Entries by Ariel Conn

The Rise and Ethics of CRISPR

CRISPR. The acronym is short for “clustered regularly interspaced short palindromic repeats,” which describes the structure of a specific type of gene sequence. CRISPR also represents a fast-growing, gene-editing technology that could change the way we approach disease, farming and countless other fields related to genetics and biology. CRISPR researchers believe the process can be used […]

Momentum to Address Climate Change Increases: Is It Enough?

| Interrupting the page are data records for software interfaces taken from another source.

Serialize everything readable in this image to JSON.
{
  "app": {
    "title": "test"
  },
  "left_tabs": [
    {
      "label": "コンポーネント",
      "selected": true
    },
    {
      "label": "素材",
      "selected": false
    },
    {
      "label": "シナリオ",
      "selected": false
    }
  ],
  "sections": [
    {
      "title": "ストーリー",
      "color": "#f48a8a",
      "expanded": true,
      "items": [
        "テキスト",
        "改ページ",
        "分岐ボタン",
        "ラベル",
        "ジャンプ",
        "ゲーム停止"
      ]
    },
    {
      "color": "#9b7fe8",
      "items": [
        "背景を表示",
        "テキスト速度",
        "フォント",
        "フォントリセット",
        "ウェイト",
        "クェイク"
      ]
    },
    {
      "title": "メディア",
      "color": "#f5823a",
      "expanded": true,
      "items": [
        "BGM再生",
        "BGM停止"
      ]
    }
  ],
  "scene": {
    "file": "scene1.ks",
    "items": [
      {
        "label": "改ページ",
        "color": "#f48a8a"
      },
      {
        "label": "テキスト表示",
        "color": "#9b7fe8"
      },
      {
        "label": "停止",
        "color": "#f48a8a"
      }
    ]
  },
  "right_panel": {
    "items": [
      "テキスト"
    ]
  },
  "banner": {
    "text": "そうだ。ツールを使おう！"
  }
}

From the New York Times: Reports from the Paris climate talks indicate that momentum is increasing among countries to improve emissions. Specifically, the emissions gap is decreasing. The emissions gap is the difference between a country’s pledge to decrease emissions by some amount in the coming years and what the scientific predictions state are the […]

Investing in Autonomous Weapons

Merrill Lynch recently put out a report highlighting the growth of artificial intelligence from an investment perspective, and according to a Wall Street Journal article about this report, robots are about to become a hot commodity for investors. However, that comes with a caveat: Autonomous weapons, or “killer robots,” as the media likes to refer […]

From CNN: The Rise of the Killer Robots

Last week, CNN published an article by AI expert Toby Walsh, about the rise of autonomous weapons entitled, The Rise of the Killer Robots — and Why We Need to Stop Them. In the article, he highlights five major concerns: “Killer robots are near.” “There will be an arms race.” “Killer robots will proliferate.” “Killer […]

Reality Bytes

The following short story was written by Frank Wilczek. Early in the twenty-first century, many people feared that humanity as a whole might become, like Victor Frankenstein or Nathan Bateman, the target of its own brainchild, malignant artificial superintellgence. Their fear, we now know, was off the mark. For what do humans offer, that super […]

Eric Schlosser on Nuclear Weapons

Today’s Nuclear Dilemma In a paper just released by the Bulletin of the Atomic Scientists entitled, Today’s nuclear dilemma, Eric Schlosser considers the possible consequences of a new nuclear arms race, which now appears to be underway. After the Cold War ended, most of the world supported calls to reduce nuclear arsenals, and such a […]

MIRI November Newsletter

MIRI, one of our partner organizations, has just sent out their November newsletter, put together by Rob Bensinger. Check out the links below to learn more about the great work they do! Research updates A new paper: Leó Szilárd and the Danger of Nuclear Weapons New at IAFF: Subsequence Induction A shortened version of the Reflective Oracles paper has […]

From Physics Today: China’s no-first-use nuclear policy

“China’s entire nuclear weapons posture, and its relatively small arsenal of about 250 warheads, is based on its pledge of no first use, according to Pan Zhenqiang, former director of strategic studies at China’s National Defense University. Although that pledge is “extremely unlikely” to change, missile defense, space-based weapons, or other new technologies that threaten […]

From Time: How We Can Overcome the Risks of AI

“Apple’s recent acquisition of Vocal IQ, an artificial intelligence company that specializes in voice programs, should not on its face lead to much fanfare: It appears to be a smart business move to enhance Siri’s capabilities. But it is also another sign of the increased role of AI in our daily lives. While the warnings […]

From NASA: Oceanic Phytoplankton Declines

“The world’s oceans have seen significant declines in certain types of microscopic plant-life at the base of the marine food chain, according to a new NASA study. The research, published Sept. 23 in Global Biogeochemical Cycles, a journal of the American Geophysical Union, is the first to look at global, long-term phytoplankton community trends based on a […]

From UW Today: Oceans Releasing Frozen Methane

Bubble plumes off Washington, Oregon suggest warmer ocean may be releasing frozen methane “Warming ocean temperatures a third of a mile below the surface, in a dark ocean in areas with little marine life, might attract scant attention. But this is precisely the depth where frozen pockets of methane ‘ice’ transition from a dormant solid […]